I came across another problem though: on connecting to wireless networks, if a connection was not made, the computer would freeze. Mouse was still working but the desktop was non-responsive. In order to solve this, I updated the wireless network card to the firmware drivers of testing as well.

sudo apt-get install -t testing firmware-brcm-80211


The synaptics touchpad of the S10-3s only allowed left clicking (not through the actual button though) and scrolling - no right click. This was fixed by adding Debian testing sources and pinning the kernel to testing - which currently means version After installing this and rebooting, the touchpad worked just fine.


After install I had a small problem with the sound, in that when I attached headphones the sound would still play through the normal speakers. This issue was fixed by adding a line to /etc/modprobe.d/alsa-base.conf

# in /etc/modprobe.d/alsa-base.conf
options snd-hda-intel model=thinkpad

After adding this and rebooting, sound would play as intended - either through headphones or the normal speakers. However, #! comes with a rather annoying use of the system speaker to make a bell sound. To turn this off, you can use the script found at Dandekar's. The most important parts are (I believe):

# in /etc/modprobe.d/alsa-base-blacklist.conf
blacklist pcspkr

# in ~/.config/openbox/autostart.sh
xset b off &

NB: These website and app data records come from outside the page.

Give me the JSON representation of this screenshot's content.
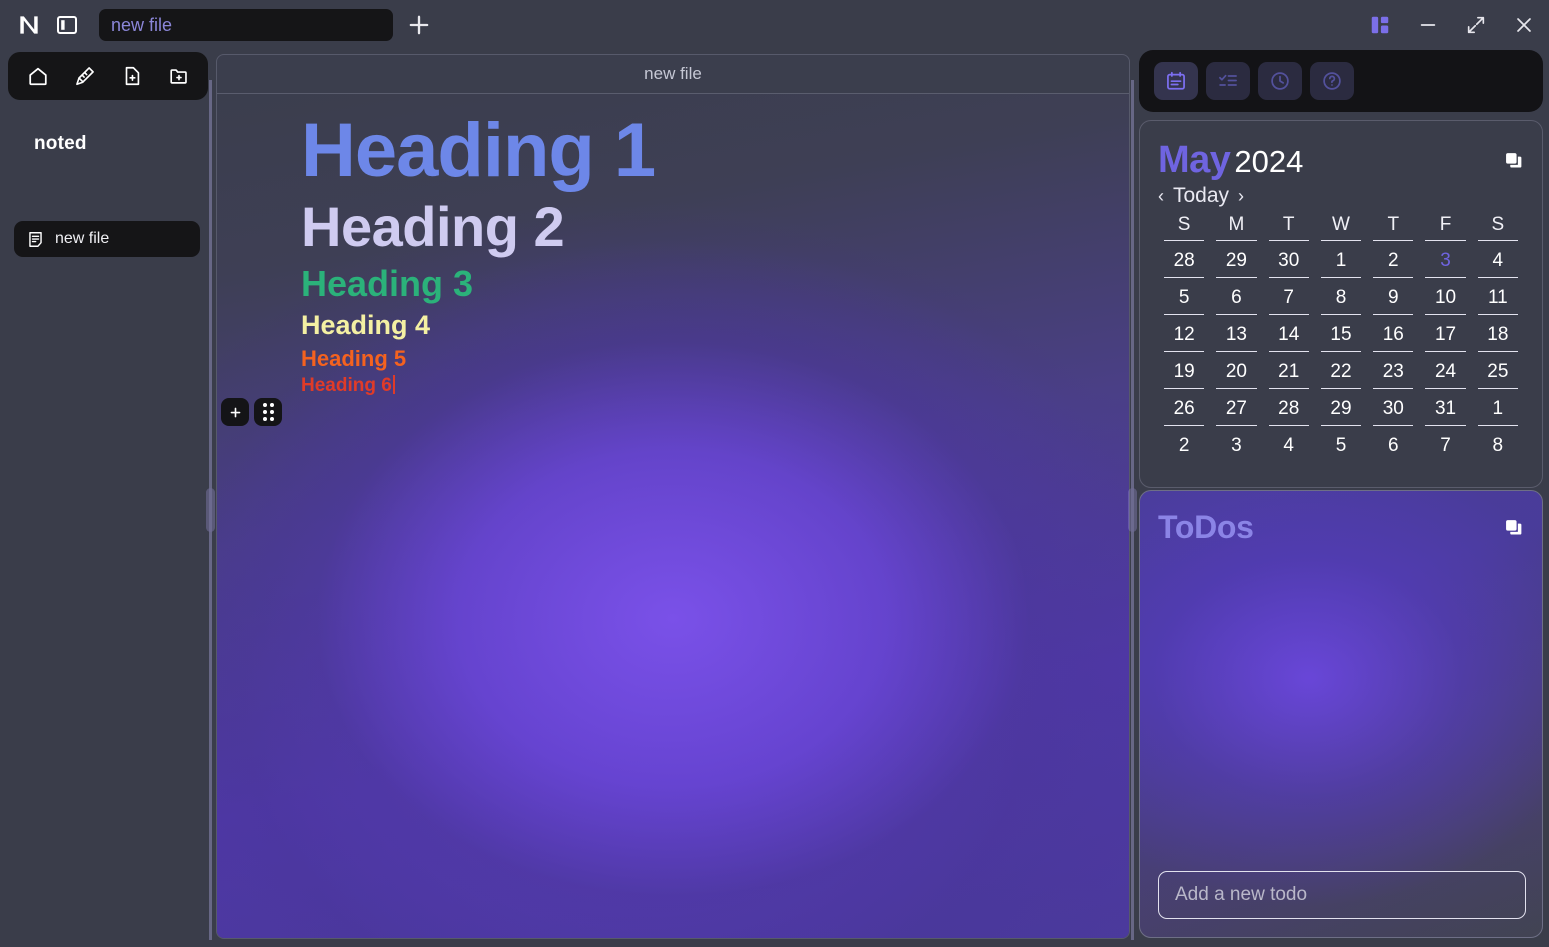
{
  "window": {
    "app_logo": "noted-n-logo",
    "controls": {
      "layout_toggle": "layout-grid-icon",
      "minimize": "minimize-icon",
      "maximize": "maximize-icon",
      "close": "close-icon"
    }
  },
  "titlebar": {
    "sidebar_toggle": "panel-left-icon",
    "file_title_value": "new file",
    "file_title_placeholder": "new file",
    "new_tab_label": "+"
  },
  "sidebar": {
    "tools": [
      {
        "name": "home-icon",
        "label": "Home"
      },
      {
        "name": "magic-pen-icon",
        "label": "Quick note"
      },
      {
        "name": "file-plus-icon",
        "label": "New file"
      },
      {
        "name": "folder-plus-icon",
        "label": "New folder"
      }
    ],
    "workspace": "noted",
    "files": [
      {
        "icon": "note-file-icon",
        "label": "new file",
        "active": true
      }
    ]
  },
  "editor": {
    "tab_title": "new file",
    "block_handle": {
      "add_label": "+",
      "drag_label": "drag-handle"
    },
    "blocks": [
      {
        "level": "h1",
        "text": "Heading 1",
        "color": "#6d87e8"
      },
      {
        "level": "h2",
        "text": "Heading 2",
        "color": "#cfcbf0"
      },
      {
        "level": "h3",
        "text": "Heading 3",
        "color": "#2bb27a"
      },
      {
        "level": "h4",
        "text": "Heading 4",
        "color": "#f4f0a3"
      },
      {
        "level": "h5",
        "text": "Heading 5",
        "color": "#f4621f"
      },
      {
        "level": "h6",
        "text": "Heading 6",
        "color": "#e03b28"
      }
    ]
  },
  "right_panel": {
    "tabs": [
      {
        "name": "calendar-tab",
        "icon": "calendar-icon",
        "active": true
      },
      {
        "name": "tasks-tab",
        "icon": "checklist-icon",
        "active": false
      },
      {
        "name": "timer-tab",
        "icon": "clock-icon",
        "active": false
      },
      {
        "name": "help-tab",
        "icon": "question-circle-icon",
        "active": false
      }
    ],
    "calendar": {
      "month": "May",
      "year": "2024",
      "prev_label": "‹",
      "today_label": "Today",
      "next_label": "›",
      "copy_icon": "copy-icon",
      "weekdays": [
        "S",
        "M",
        "T",
        "W",
        "T",
        "F",
        "S"
      ],
      "today_date": "3",
      "weeks": [
        [
          "28",
          "29",
          "30",
          "1",
          "2",
          "3",
          "4"
        ],
        [
          "5",
          "6",
          "7",
          "8",
          "9",
          "10",
          "11"
        ],
        [
          "12",
          "13",
          "14",
          "15",
          "16",
          "17",
          "18"
        ],
        [
          "19",
          "20",
          "21",
          "22",
          "23",
          "24",
          "25"
        ],
        [
          "26",
          "27",
          "28",
          "29",
          "30",
          "31",
          "1"
        ],
        [
          "2",
          "3",
          "4",
          "5",
          "6",
          "7",
          "8"
        ]
      ]
    },
    "todos": {
      "title": "ToDos",
      "copy_icon": "copy-icon",
      "items": [],
      "input_value": "",
      "input_placeholder": "Add a new todo"
    }
  },
  "colors": {
    "accent": "#6f64e0",
    "window_bg": "#3a3d4a",
    "dark_chrome": "#151517",
    "editor_glow": "#5038a8"
  }
}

You'll essentially blacklist the driver for the pc-speaker and stop X from making the bell sound.


Getting #! to run on my Lenovo S10-3s was not as easy as getting ubuntu to run on it (although I had a couple of problems first time round there too). However, it hasn't taken me long to make things work and the list of things to fix is pretty small - the biggest issue being the wireless card.

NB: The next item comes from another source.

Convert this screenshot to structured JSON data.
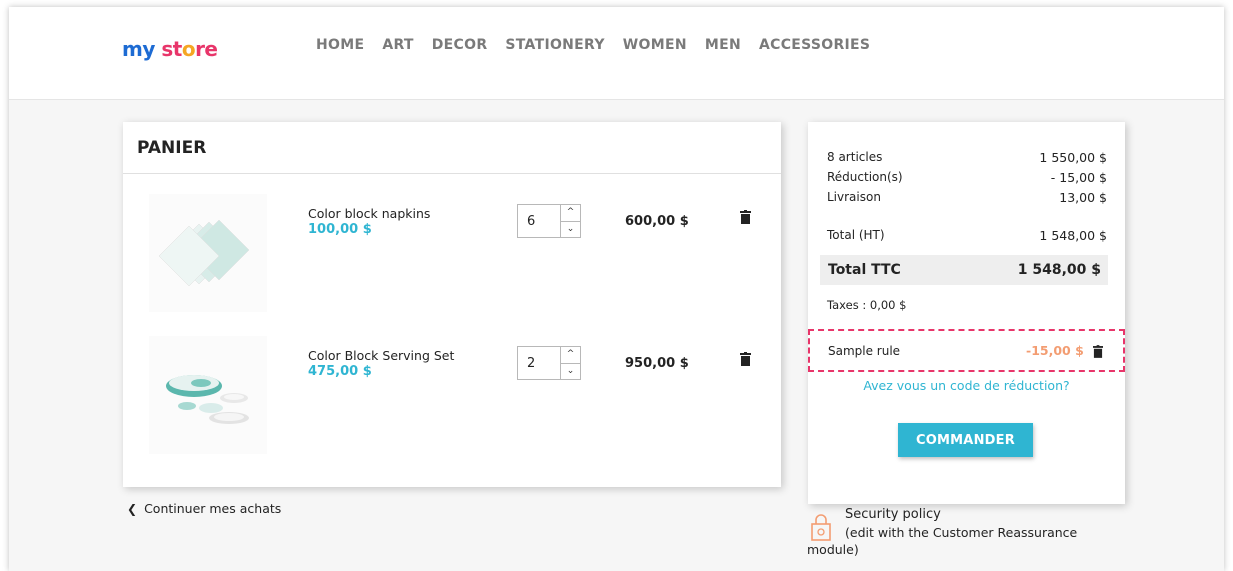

Overall my system seems faster and leaner - even though I used the #! welcome script to install a ton of package right after install. I'm definitely looking forward to getting into #! - so far there's nothing I dislike but a lot of things I'm pretty happy about, such as the lack of Unity.